▶ [ABOUT THIS TASK]
Lines with the string "icon" are to be identified in the listing and copied.
++++++++
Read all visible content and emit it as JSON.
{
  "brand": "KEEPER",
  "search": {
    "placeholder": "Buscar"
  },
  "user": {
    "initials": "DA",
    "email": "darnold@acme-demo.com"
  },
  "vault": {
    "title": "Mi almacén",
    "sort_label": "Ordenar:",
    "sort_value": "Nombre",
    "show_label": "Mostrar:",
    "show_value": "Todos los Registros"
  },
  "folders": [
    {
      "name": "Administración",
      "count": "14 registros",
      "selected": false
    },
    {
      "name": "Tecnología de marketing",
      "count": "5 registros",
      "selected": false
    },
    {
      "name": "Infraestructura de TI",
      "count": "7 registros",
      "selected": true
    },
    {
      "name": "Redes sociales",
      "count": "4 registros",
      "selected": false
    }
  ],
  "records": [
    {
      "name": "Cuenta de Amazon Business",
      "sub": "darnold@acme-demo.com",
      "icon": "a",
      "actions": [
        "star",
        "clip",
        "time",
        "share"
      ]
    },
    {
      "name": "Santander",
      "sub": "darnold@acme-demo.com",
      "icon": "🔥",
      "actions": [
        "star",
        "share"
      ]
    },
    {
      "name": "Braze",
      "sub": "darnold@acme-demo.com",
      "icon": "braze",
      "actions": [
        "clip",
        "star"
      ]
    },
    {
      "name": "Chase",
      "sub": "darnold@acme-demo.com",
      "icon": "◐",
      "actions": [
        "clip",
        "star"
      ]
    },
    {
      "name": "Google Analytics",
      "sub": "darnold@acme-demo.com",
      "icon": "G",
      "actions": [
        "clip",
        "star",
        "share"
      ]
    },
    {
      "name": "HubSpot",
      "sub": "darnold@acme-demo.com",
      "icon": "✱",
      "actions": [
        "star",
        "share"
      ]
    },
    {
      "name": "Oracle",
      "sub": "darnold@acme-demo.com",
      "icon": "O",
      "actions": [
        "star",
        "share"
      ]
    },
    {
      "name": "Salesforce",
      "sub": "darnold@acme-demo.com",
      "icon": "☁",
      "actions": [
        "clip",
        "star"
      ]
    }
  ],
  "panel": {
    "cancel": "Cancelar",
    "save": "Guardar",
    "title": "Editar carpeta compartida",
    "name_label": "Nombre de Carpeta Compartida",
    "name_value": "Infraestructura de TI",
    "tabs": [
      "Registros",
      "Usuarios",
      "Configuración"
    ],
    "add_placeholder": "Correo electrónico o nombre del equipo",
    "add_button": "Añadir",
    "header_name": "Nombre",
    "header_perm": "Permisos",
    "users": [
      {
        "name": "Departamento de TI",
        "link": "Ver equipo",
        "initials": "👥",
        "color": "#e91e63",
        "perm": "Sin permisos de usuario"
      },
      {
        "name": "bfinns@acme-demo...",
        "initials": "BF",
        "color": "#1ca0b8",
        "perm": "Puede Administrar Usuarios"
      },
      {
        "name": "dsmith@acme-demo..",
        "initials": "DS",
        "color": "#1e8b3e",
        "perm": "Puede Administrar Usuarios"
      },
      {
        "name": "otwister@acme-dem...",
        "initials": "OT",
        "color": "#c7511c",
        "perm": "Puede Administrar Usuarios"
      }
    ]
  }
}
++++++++
▶ [ANSWER TO THIS EXERCISE]
      "icon": "a",
      "icon": "🔥",
      "icon": "braze",
      "icon": "◐",
      "icon": "G",
      "icon": "✱",
      "icon": "O",
      "icon": "☁",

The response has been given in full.